(CNN) -- A federal grand jury in New York on Thursday indicted a suspect in the Times Square bombing attempt on 10 counts, some of which carry a mandatory life sentence.
Faisal Shahzad, 30, faces charges of conspiracy and attempt to use a weapon of mass destruction, conspiracy and attempt to commit international terrorism and other counts, according to a Department of Justice statement.
Six of the charges carry a maximum life sentence if convicted, including two that bring a mandatory life sentence, the Justice Department said.
Shahzad, a Pakistani-American, is accused of attempting to set off the botched vehicle bomb in Times Square on May 1. He was arrested two days later while trying to leave the country on a flight from New York's John F. Kennedy International Airport.
Shahzad is expected to be arraigned on Monday, according to the Justice Department statement.
Senior counterterrorism officials said Shahzad also pondered attacks on Rockefeller Center, Grand Central Terminal and the World Financial Center in New York City, as well as Connecticut helicopter manufacturer Sikorsky. He cased some of the targets, the officials said.
Shahzad's arrest heightened concerns about the Pakistani Taliban, which authorities believe directed the Times Square plot. U.S. intelligence officials fear that the Taliban are actively plotting to strike within the United States and are targeting American interests overseas.
"The facts alleged in this indictment show that the Pakistani Taliban facilitated Faisal Shahzad's attempted attack on American soil," Attorney General Eric Holder said in the Justice Department statement.
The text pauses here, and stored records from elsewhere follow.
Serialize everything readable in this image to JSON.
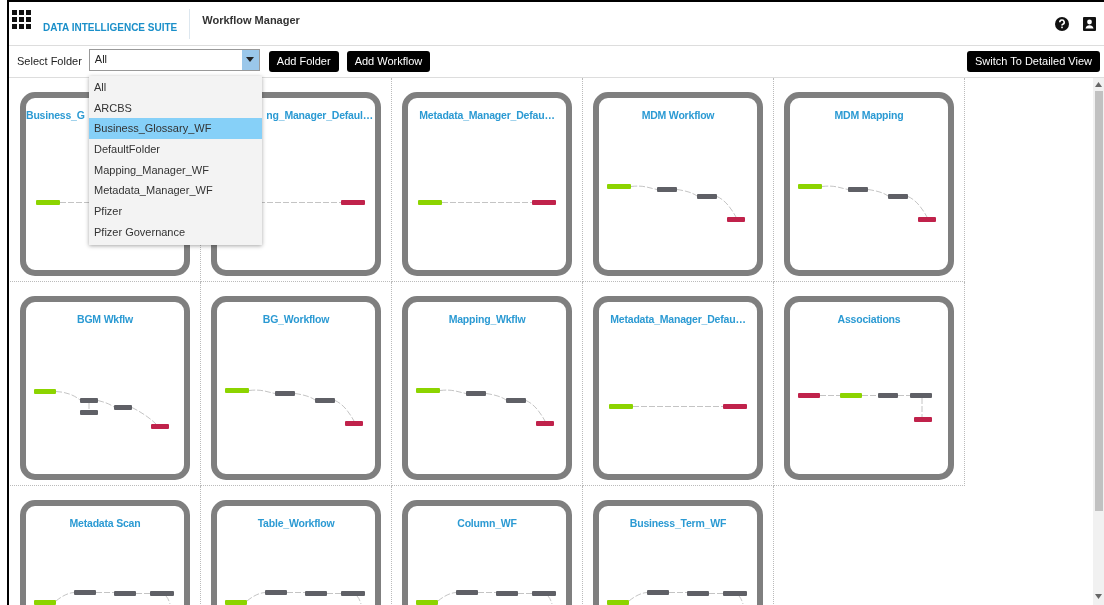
{
  "header": {
    "brand": "DATA INTELLIGENCE SUITE",
    "title": "Workflow Manager"
  },
  "toolbar": {
    "folder_label": "Select Folder",
    "folder_value": "All",
    "buttons": [
      "Add Folder",
      "Add Workflow"
    ],
    "view_button": "Switch To Detailed View"
  },
  "folder_dropdown": {
    "expanded": true,
    "options": [
      {
        "label": "All",
        "selected": false
      },
      {
        "label": "ARCBS",
        "selected": false
      },
      {
        "label": "Business_Glossary_WF",
        "selected": true
      },
      {
        "label": "DefaultFolder",
        "selected": false
      },
      {
        "label": "Mapping_Manager_WF",
        "selected": false
      },
      {
        "label": "Metadata_Manager_WF",
        "selected": false
      },
      {
        "label": "Pfizer",
        "selected": false
      },
      {
        "label": "Pfizer Governance",
        "selected": false
      }
    ]
  },
  "workflows": [
    {
      "title": "Business_G",
      "covered_right": true,
      "kind": "direct"
    },
    {
      "title": "ng_Manager_Defaul…",
      "covered_left": true,
      "kind": "direct"
    },
    {
      "title": "Metadata_Manager_Defau…",
      "kind": "direct"
    },
    {
      "title": "MDM Workflow",
      "kind": "curve"
    },
    {
      "title": "MDM Mapping",
      "kind": "curve"
    },
    {
      "title": "BGM Wkflw",
      "kind": "branch"
    },
    {
      "title": "BG_Workflow",
      "kind": "curve"
    },
    {
      "title": "Mapping_Wkflw",
      "kind": "curve"
    },
    {
      "title": "Metadata_Manager_Defau…",
      "kind": "direct"
    },
    {
      "title": "Associations",
      "kind": "fork"
    },
    {
      "title": "Metadata Scan",
      "kind": "row"
    },
    {
      "title": "Table_Workflow",
      "kind": "row"
    },
    {
      "title": "Column_WF",
      "kind": "row"
    },
    {
      "title": "Business_Term_WF",
      "kind": "row"
    }
  ]
}
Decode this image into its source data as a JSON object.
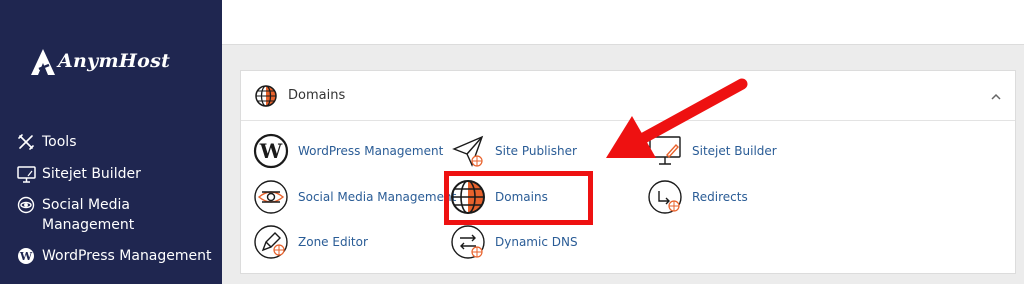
{
  "brand": {
    "name": "AnymHost"
  },
  "sidebar": {
    "items": [
      {
        "label": "Tools",
        "icon": "tools-icon"
      },
      {
        "label": "Sitejet Builder",
        "icon": "monitor-icon"
      },
      {
        "label": "Social Media\nManagement",
        "icon": "social-media-icon"
      },
      {
        "label": "WordPress Management",
        "icon": "wordpress-icon"
      }
    ]
  },
  "panel": {
    "title": "Domains",
    "items": [
      {
        "label": "WordPress Management",
        "icon": "wordpress-icon"
      },
      {
        "label": "Site Publisher",
        "icon": "paper-plane-icon"
      },
      {
        "label": "Sitejet Builder",
        "icon": "sitejet-icon"
      },
      {
        "label": "Social Media Management",
        "icon": "social-media-icon"
      },
      {
        "label": "Domains",
        "icon": "globe-icon"
      },
      {
        "label": "Redirects",
        "icon": "redirect-icon"
      },
      {
        "label": "Zone Editor",
        "icon": "zone-editor-icon"
      },
      {
        "label": "Dynamic DNS",
        "icon": "dynamic-dns-icon"
      }
    ]
  },
  "colors": {
    "sidebar": "#1f2650",
    "accent": "#e8622c",
    "link": "#2a5c96",
    "highlight": "#ee1111"
  }
}
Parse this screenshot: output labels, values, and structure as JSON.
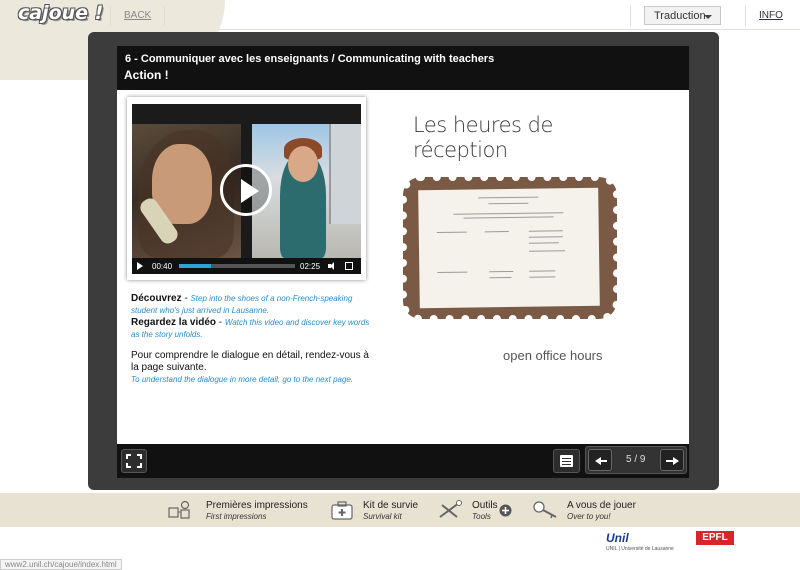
{
  "header": {
    "logo": "cajoue !",
    "back_label": "BACK",
    "translation_label": "Traduction",
    "info_label": "INFO"
  },
  "lesson": {
    "chapter_title": "6 - Communiquer avec les enseignants / Communicating with teachers",
    "section_title": "Action !"
  },
  "video": {
    "current_time": "00:40",
    "duration": "02:25",
    "progress": 0.28
  },
  "instructions": {
    "discover_title": "Découvrez",
    "discover_en": "Step into the shoes of a non-French-speaking student who's just arrived in Lausanne.",
    "watch_title": "Regardez la vidéo",
    "watch_en": "Watch this video and discover key words as the story unfolds.",
    "next_fr": "Pour comprendre le dialogue en détail, rendez-vous à la page suivante.",
    "next_en": "To understand the dialogue in more detail, go to the next page."
  },
  "illustration": {
    "handwritten_title_line1": "Les heures de",
    "handwritten_title_line2": "réception",
    "caption": "open office hours"
  },
  "pager": {
    "page_indicator": "5 / 9"
  },
  "bottom_nav": [
    {
      "label": "Premières impressions",
      "sub": "First impressions",
      "icon": "people-icon"
    },
    {
      "label": "Kit de survie",
      "sub": "Survival kit",
      "icon": "first-aid-kit-icon"
    },
    {
      "label": "Outils",
      "sub": "Tools",
      "icon": "tools-icon"
    },
    {
      "label": "A vous de jouer",
      "sub": "Over to you!",
      "icon": "key-icon"
    }
  ],
  "footer": {
    "unil_logo": "Unil",
    "unil_sub": "UNIL | Université de Lausanne",
    "epfl_logo": "EPFL",
    "status_url": "www2.unil.ch/cajoue/index.html"
  }
}
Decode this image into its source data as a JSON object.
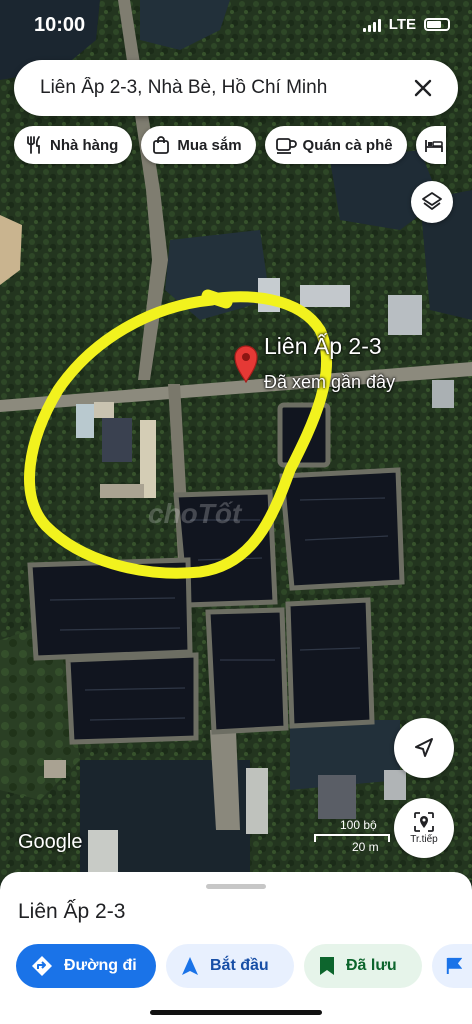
{
  "status_bar": {
    "time": "10:00",
    "network": "LTE"
  },
  "search": {
    "query": "Liên Ấp 2-3, Nhà Bè, Hồ Chí Minh"
  },
  "chips": [
    {
      "label": "Nhà hàng",
      "icon": "fork-knife-icon"
    },
    {
      "label": "Mua sắm",
      "icon": "shopping-bag-icon"
    },
    {
      "label": "Quán cà phê",
      "icon": "coffee-cup-icon"
    },
    {
      "label": "",
      "icon": "bed-icon"
    }
  ],
  "map": {
    "place_label": "Liên Ấp 2-3",
    "place_sublabel": "Đã xem gần đây",
    "attribution": "Google",
    "scale_imperial": "100 bộ",
    "scale_metric": "20 m",
    "watermark": "choTốt",
    "highlight_color": "#f2f21e",
    "pin_color": "#e53935"
  },
  "controls": {
    "layers_icon": "layers-icon",
    "locate_icon": "navigation-arrow-icon",
    "streetview_label": "Tr.tiếp"
  },
  "sheet": {
    "title": "Liên Ấp 2-3",
    "actions": [
      {
        "label": "Đường đi",
        "icon": "directions-icon"
      },
      {
        "label": "Bắt đầu",
        "icon": "navigation-arrow-icon"
      },
      {
        "label": "Đã lưu",
        "icon": "bookmark-icon"
      },
      {
        "label": "",
        "icon": "flag-icon"
      }
    ]
  },
  "colors": {
    "primary": "#1a73e8",
    "saved_bg": "#e6f4ea"
  }
}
Shahzad received explosives training and money from people believed to be associated with Tehrik-e-Taliban, a militant extremist group in Pakistan, according to the indictment and a previous criminal complaint.
The documents allege that Shahzad bought a semi-automatic rifle, a Nissan Pathfinder and components to make an explosive device, then drove the vehicle loaded with the bomb to Time Square on May 1.
"After parking the Pathfinder, Shahzad attempted to begin the detonation process of the improvised explosive and incendiary devices," the Justice Department statement said.
After his May 3 arrest as he attempted to fly to Dubai, "Shahzad admitted that he had recently received bomb-making training in Pakistan," the Justice Department statement said.
"He also admitted that he had brought the Pathfinder to Times Square and attempted to detonate it," according to the Justice Department.